  4. Hire for a good attitude, teachability and resilience. Technical skills are important but it is only half of what is required. I have been working for close to 20 years and the entire business landscape has changed drastically during this time. Changes have come in ways which we never thought possible but we embrace them and the team has to continuously keep themselves updated with new skills and capabilities. I am grateful to work with people who can adapt to these changes. Unfortunately, I have also met many of who could not.
  5. You can only implement change at a speed that average people in the organization can accept. Many occasions in my career, I have had to speak about change and how we adapt to these changes, and in many cases not everyone can accept a new idea. This process involves a lot of convincing and leadership skills to bring people to a higher performance level. It is the hardest when it involves a scenario that we do well in but maybe not the best at. I personally realize that speed of change coincides with the speed of acceptance of the average person in the organization. If we push too hard there will be too much resistance, however, if we wait for everyone to accept, then change will never happen.

You are a person of great influence. If you could inspire a movement that would bring the most amount of good for the greatest number of people, what would that be? You never know what your idea can trigger.

I spend a lot of my time and energy studying subjects revolving around food technology and efficient ways to bring food to the table. The opportunity to merge technology and business innovations to improve food production is massive. This is the key to minimizing the environmental impacts of a growing human population. Some people estimate that food production is 17% of global carbon footprint; if I could make a dent in this somehow, it would give me a lot of fulfillment.

Can you please give us your favorite “Life Lesson Quote”? Can you share how that was relevant to you in your life?

Be the change that you want to see.

I see so many who are unhappy with their work or in their personal lives and by default they keep blame it on their external circumstances and the people around them. With a little introspection, they will be able to determine what the actual source of their unhappiness is and what they can do to make a positive change. I think they would find that there is a lot more they can influence for the positive instead.

We are very blessed that some very prominent names in Business, VC funding, Sports, and Entertainment read this column.
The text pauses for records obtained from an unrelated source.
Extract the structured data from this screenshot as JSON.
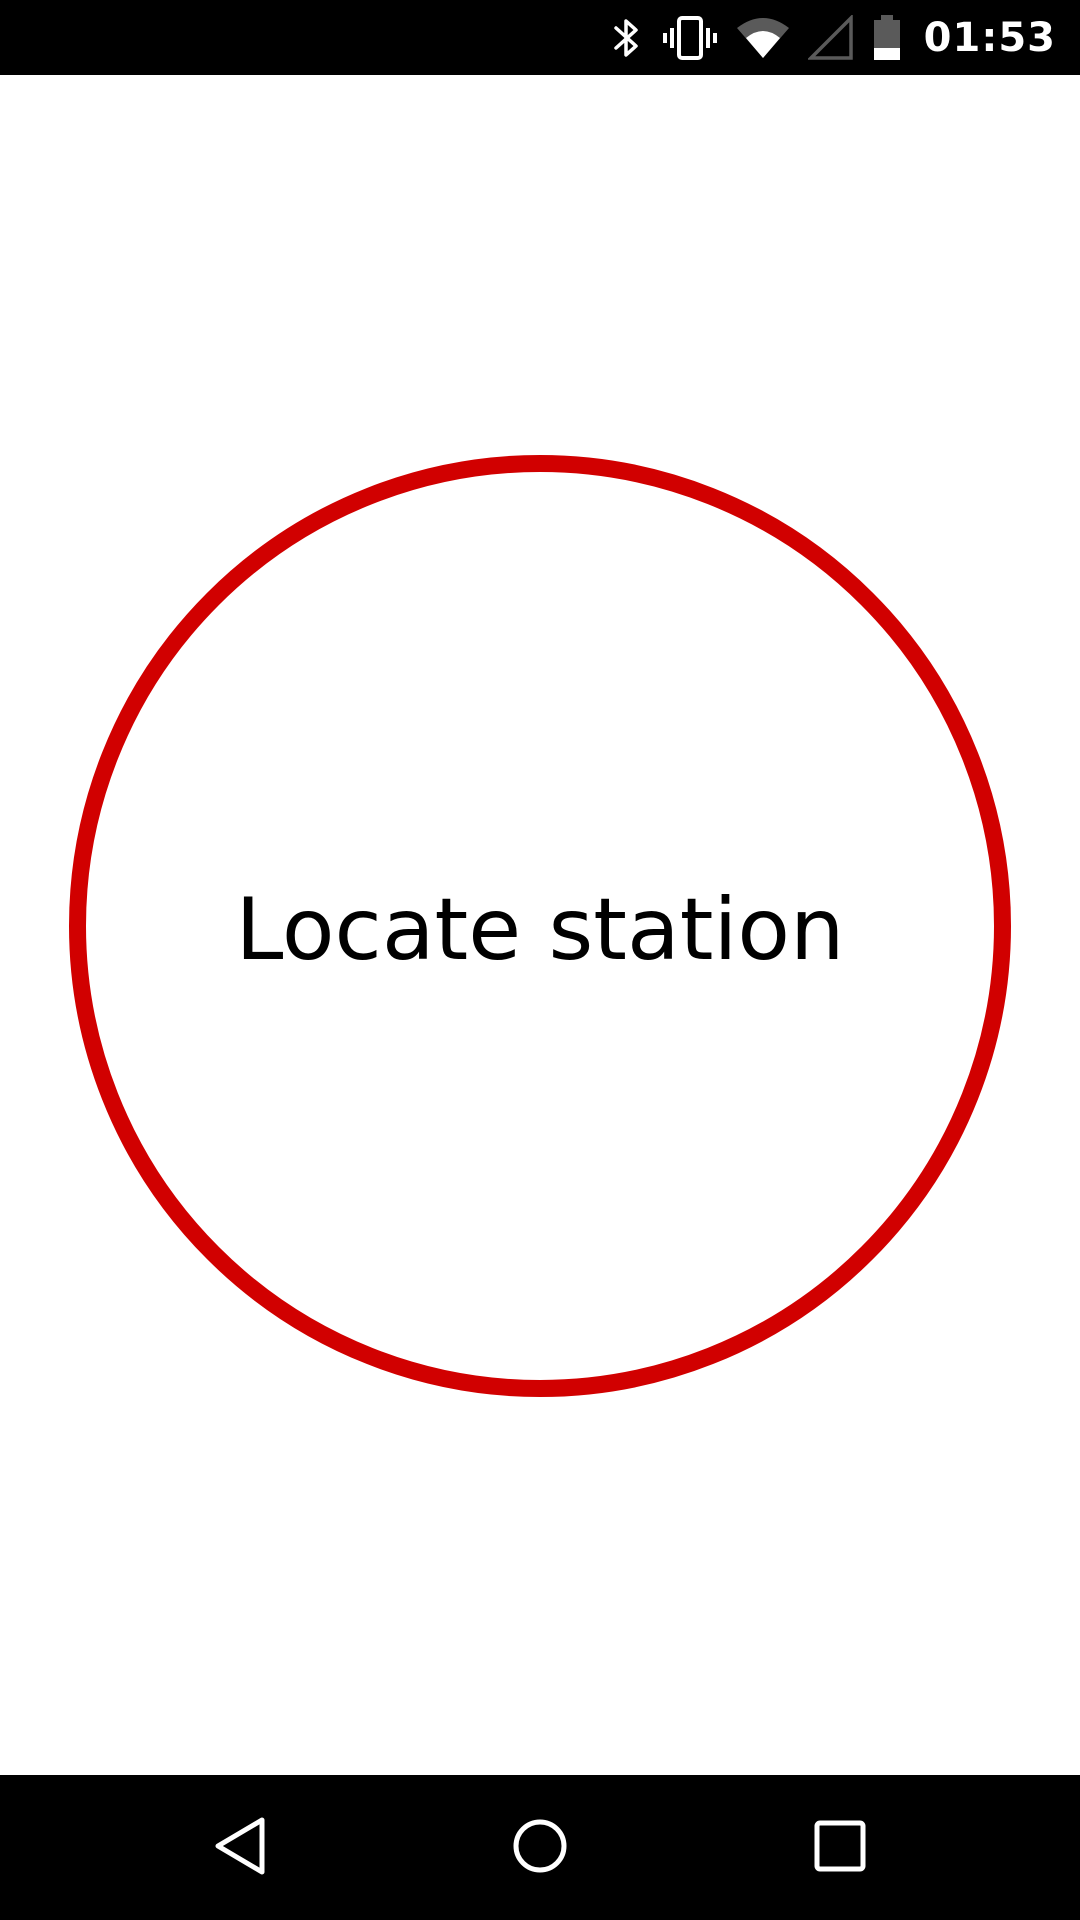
{
  "status_bar": {
    "time": "01:53",
    "icons": [
      "bluetooth-icon",
      "vibrate-icon",
      "wifi-icon",
      "signal-icon",
      "battery-icon"
    ]
  },
  "main": {
    "locate_button_label": "Locate station",
    "accent_color": "#d10000"
  },
  "nav_bar": {
    "buttons": [
      "back-icon",
      "home-icon",
      "recents-icon"
    ]
  }
}
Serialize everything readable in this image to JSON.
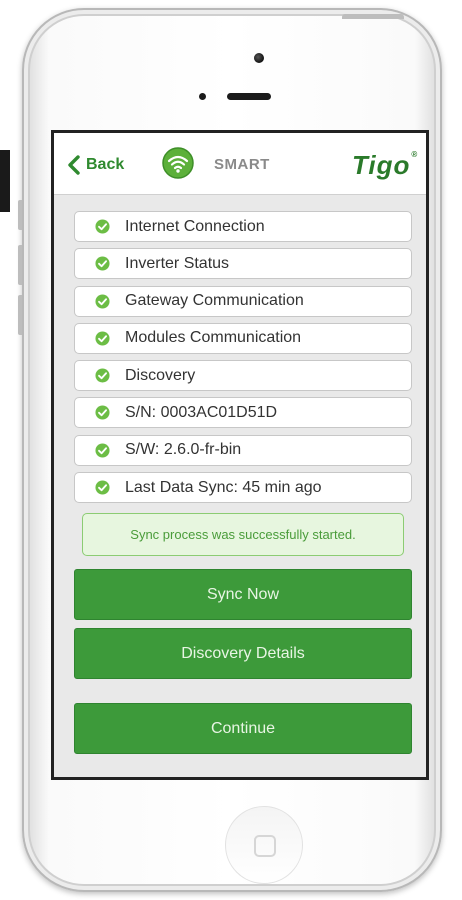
{
  "navbar": {
    "back_label": "Back",
    "mode_label": "SMART",
    "brand": "Tigo",
    "brand_mark": "®"
  },
  "status_items": [
    {
      "label": "Internet Connection",
      "status": "ok"
    },
    {
      "label": "Inverter Status",
      "status": "ok"
    },
    {
      "label": "Gateway Communication",
      "status": "ok"
    },
    {
      "label": "Modules Communication",
      "status": "ok"
    },
    {
      "label": "Discovery",
      "status": "ok"
    },
    {
      "label": "S/N: 0003AC01D51D",
      "status": "ok"
    },
    {
      "label": "S/W: 2.6.0-fr-bin",
      "status": "ok"
    },
    {
      "label": "Last Data Sync: 45 min ago",
      "status": "ok"
    }
  ],
  "notice": {
    "text": "Sync process was successfully started."
  },
  "buttons": {
    "sync_now": "Sync Now",
    "discovery_details": "Discovery Details",
    "continue": "Continue"
  },
  "icons": {
    "back": "chevron-left-icon",
    "status": "check-circle-icon",
    "connection": "wifi-icon"
  },
  "colors": {
    "brand_green": "#3d9a3a",
    "check_green": "#6cbd45",
    "notice_bg": "#e7f6df",
    "notice_text": "#4a9c3a"
  }
}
Is there a person in the world, or in the US with whom you would love to have a private breakfast or lunch with, and why? He or she might just see this if we tag them

Jeff Bezos. This is a guy who in his mid-career decided to start his own business. His tenacity is testament to how he has elevated his once small business to the Amazon we know today. I would just love to meet him and understand what keeps him going.

Thank you for these fantastic insights. We greatly appreciate the time you spent on this.

Share your comments below. Please read our commenting guidelines before posting. If you have a concern about a comment, report it here.

You might also like...


Living Well on Purpose: A Black Woman’s Guide to Well-being

by Michelle G. Rhodes

International Health Coach Michelle Flynn Talks About Her Journey to a Healthier, Happier Life

by Ekaterina Notovich

Leaders Rising: Michelle Mitchell

by Judy York
We use cookies on our site to give you the best experience possible. By continuing to browse the site, you agree to this use. For more information on how we use cookies, see our Privacy Policy.